Oct. 7, 2011 -- The Justice Department announced today it is cracking down on the illegal distribution of marijuana in four federal districts in California, which has had a growing cannabis industry since legalizing medicinal marijuana in 1996.
The action places into question marijuana-related activities in 15 other states and the District of Columbia, which have legalized medicinal marijuana in some form.
The U.S. attorneys for Sacramento, San Francisco, Los Angeles and San Diego revealed enforcement actions against at least 16 cannabis distributors in those federal districts at a news conference in Sacramento.
Deputy Attorney General James Cole said the department will not focus the investigation on individual patients with serious illnesses like cancer or their immediate caregivers.
California voters approved Proposition 215 in 1996, legalizing medical marijuana.
"However, U.S. attorneys continue to have the authority to prosecute significant violations of the [federal Controlled Substances Act] and related federal laws," Cole said in a statement.
The attorney generals in California say the medical marijuana industry has grown to include drug-trafficking enterprises that operate "commercial grow operations, intricate distribution systems and hundreds of marijuana stores across the state."
The Marin Alliance for Medical Marijuana in Fairfax, Calif., received a letter from the attorney general's office on Sept. 28 threatening to close down the facility because it was operating "within a prohibited distance of a park."
The letter referred to the Controlled Substances Act, which prohibits the distribution, possession with intent to distribute, or manufacturing of a controlled substance.
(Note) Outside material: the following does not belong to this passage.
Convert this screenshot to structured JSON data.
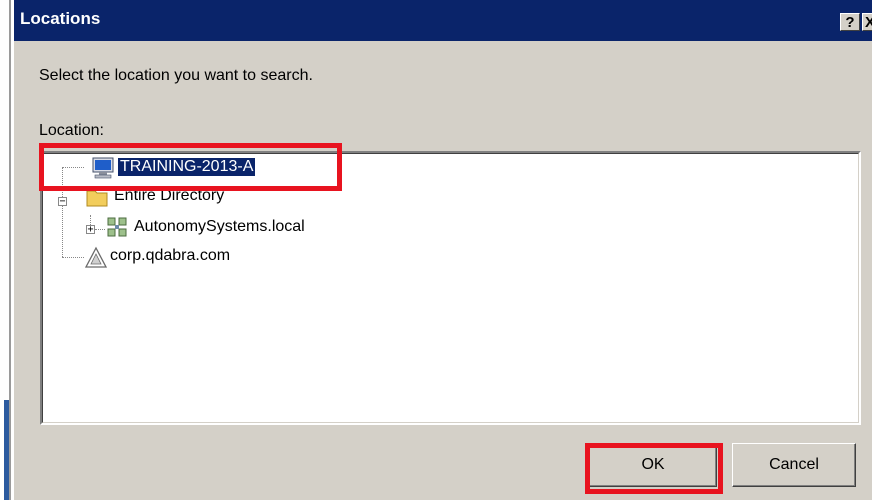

The law describes harsher penalties for those actions within 1,000 feet of a school, university, playground or public housing facility, or within 100 feet of a youth center, public swimming pool or video arcade facility.
Greg Anton, an attorney representing The Marin Alliance for Medical Marijuana, called the action "hypocritical and abhorrent."
Anton said the alliance has the longest-running medical marijuana dispensary in the state, and has "14 years without one incident of complaint or criminality in anywhere near the dispensary."
"There's a dispensary where I live that is selling guns, narcotics, alcohol and tobacco," said Anton, who lives in Sonoma County, "and it's called Wal-Mart."
Anton said his client is speaking with a number of other dispensaries to decide on a response.
"We'll serve all legal rights and we're networking together to figure out whether Obama seriously wants to divert his limited resources to do this," Anton said.
Stephen DeAngelo, executive director of Harborside Health Center in Oakland, Calif., one of the largest medical cannabis distributors in the country, said the center had not received a letter but was on alert.
"I think it just makes no sense at all," DeAngelo said. "The federal action, if successful, is going to deprive sick and suffering patients to get regulated medicine and send them to the streets."
DeAngelo said hundreds of thousands of patients and thousands of jobs and tax dollars could also go to waste.
In California's Northern District, which includes Oakland, owners and lien holders of marijuana stores close to schools, parks and other prohibited areas received letters saying they were breaking zoning laws and must shut down in 45 days or face criminal charges or confiscation of their property.
In addition, the IRS asked Harborside Health Center to pay $2 million in back taxes and $500,000 in penalties last week for taking business deductions that were related to "trafficking in controlled substances." The penalty is based on section 280E of the tax code, passed during the Reagan administration in 1982, which prohibited drug dealers to take any deductions based on trafficking activities.
Aaron Smith, executive director of the National Cannabis Industry Association, called the Justice Department's actions "absurd."
A spokeswoman said the association is lobbying Congress to change banking and tax policies and organizing "hundreds" of business owners across the country to "educate the public on the merits of a regulated industry versus the black market."
Jill Lamoureux, executive director of the Medical Marijuana Business Alliance and chairwoman of the National Cannabis Industry Association, owns four medical marijuana centers and grow facilities in Colorado.
She said Colorado medical marijuana dispensaries are concerned about the threats in California, though Colorado citizens' right to access medical marijuana is legalized in the state's constitution.
"We have the most regulated system in the country," she said. "It would be a travesty to shut down businesses providing alternative medicine to patients that are licensed and taxed on a local and state level. Our industry is creating jobs, taking revenues out of the hands of cartels and instead providing badly needed tax resources for infrastructure and services."